◆ **WORK INSTRUCTION**:
Reproduce the records below word for word.

◆ **AVAILABLE RECORDS**:
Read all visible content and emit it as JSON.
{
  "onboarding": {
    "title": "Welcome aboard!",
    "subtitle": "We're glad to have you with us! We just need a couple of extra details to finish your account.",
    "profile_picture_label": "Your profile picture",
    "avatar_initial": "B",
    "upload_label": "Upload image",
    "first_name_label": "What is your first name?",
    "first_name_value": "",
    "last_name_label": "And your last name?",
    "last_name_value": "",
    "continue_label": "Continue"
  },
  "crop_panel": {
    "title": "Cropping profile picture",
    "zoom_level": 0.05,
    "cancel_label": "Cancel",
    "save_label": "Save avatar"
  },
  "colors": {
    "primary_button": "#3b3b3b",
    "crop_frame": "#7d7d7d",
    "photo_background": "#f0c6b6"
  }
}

◆ **RESULT**:
Read all visible content and emit it as JSON.
{
  "onboarding": {
    "title": "Welcome aboard!",
    "subtitle": "We're glad to have you with us! We just need a couple of extra details to finish your account.",
    "profile_picture_label": "Your profile picture",
    "avatar_initial": "B",
    "upload_label": "Upload image",
    "first_name_label": "What is your first name?",
    "first_name_value": "",
    "last_name_label": "And your last name?",
    "last_name_value": "",
    "continue_label": "Continue"
  },
  "crop_panel": {
    "title": "Cropping profile picture",
    "zoom_level": 0.05,
    "cancel_label": "Cancel",
    "save_label": "Save avatar"
  },
  "colors": {
    "primary_button": "#3b3b3b",
    "crop_frame": "#7d7d7d",
    "photo_background": "#f0c6b6"
  }
}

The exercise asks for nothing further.